Every year as the mid-April tax deadline approaches, news outlets are eager to run stories about same-sex marriage and taxes. I’ve noticed another wave of articles after President Obama announced his support for gay marriage last month.
Almost 100% of those articles imply that all same-sex married couples pay more in taxes. But the fact is, same-sex couples do NOT always pay more in income taxes.
In my practice, approximately 65% of my clients in same-sex marriages actually pay less right now by filing as two single people than they would pay if they filed their taxes jointly.
But the 35% who pay more in taxes right now by not being able to file jointly pay much more: marriage discrimination costs those 35% of clients nearly $4,000 in extra taxes each year.
Those of us who work with taxes every day shouldn’t be surprised by this. The “marriage penalty” has historically hit about 50% of opposite-sex married couples — meaning, 50% of opposite-sex couples, historically, end up paying more in taxes as a married couple than they did as two single people.
In presenting the numbers above, I am not saying that same-sex married couples “have it good” on their taxes. THEY DON’T.
As I have said repeatedly, it’s much better to look at the blatant discrimination that same-sex couples face, rather than looking at numbers on a 1040.

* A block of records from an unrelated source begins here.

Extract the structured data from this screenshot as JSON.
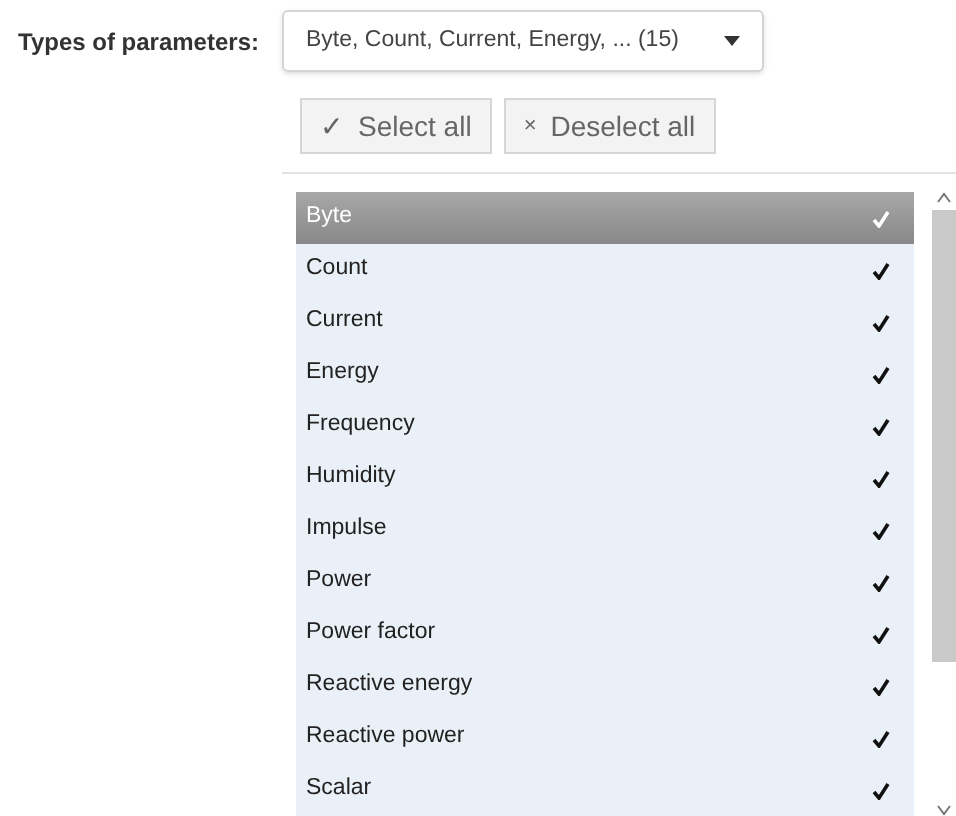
{
  "filter": {
    "label": "Types of parameters:",
    "value": "Byte,  Count,  Current,  Energy, ... (15)"
  },
  "buttons": [
    {
      "icon": "✓",
      "label": "Select all"
    },
    {
      "icon": "×",
      "label": "Deselect all"
    }
  ],
  "items": [
    {
      "label": "Byte",
      "selected": true,
      "checked": true
    },
    {
      "label": "Count",
      "selected": false,
      "checked": true
    },
    {
      "label": "Current",
      "selected": false,
      "checked": true
    },
    {
      "label": "Energy",
      "selected": false,
      "checked": true
    },
    {
      "label": "Frequency",
      "selected": false,
      "checked": true
    },
    {
      "label": "Humidity",
      "selected": false,
      "checked": true
    },
    {
      "label": "Impulse",
      "selected": false,
      "checked": true
    },
    {
      "label": "Power",
      "selected": false,
      "checked": true
    },
    {
      "label": "Power factor",
      "selected": false,
      "checked": true
    },
    {
      "label": "Reactive energy",
      "selected": false,
      "checked": true
    },
    {
      "label": "Reactive power",
      "selected": false,
      "checked": true
    },
    {
      "label": "Scalar",
      "selected": false,
      "checked": true
    }
  ]
}
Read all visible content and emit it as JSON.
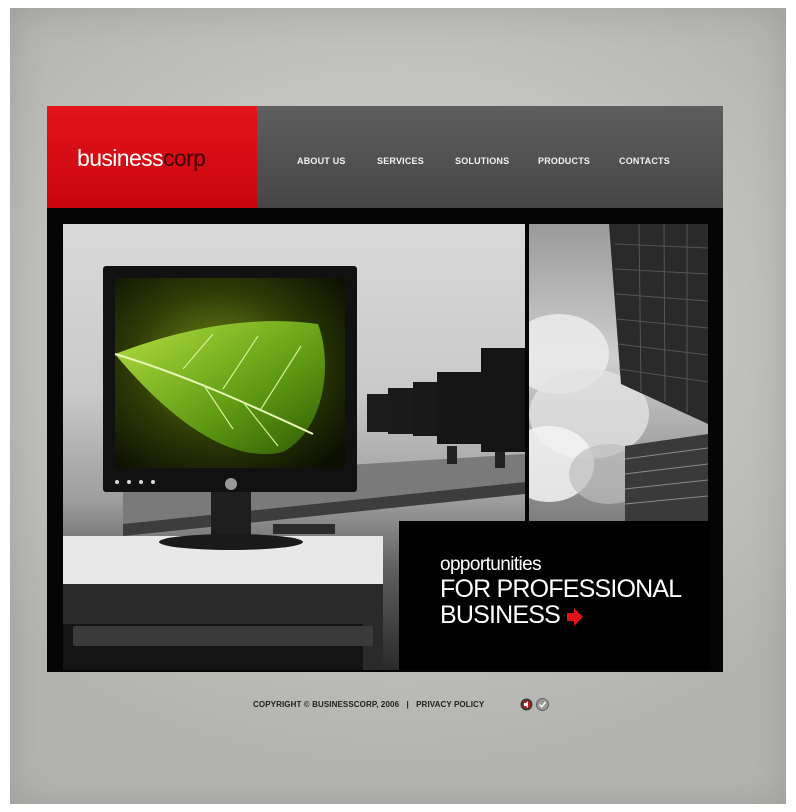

Even among those who pay less in taxes now, they still have to jump through ridiculous hoops to meet their tax obligations. Same-sex couples also face disadvantages under gift tax and estate tax laws, and Social Security benefits and retirement planning. Plus the emotional side of being told your government doesn’t recognize your marriage.
Over the course of a lifetime, it’s usually much more beneficial financially to be married. But the results will vary greatly on the bottom line of a 1040 from year-to-year, couple-to-couple, depending on that couple’s situation in that particular year.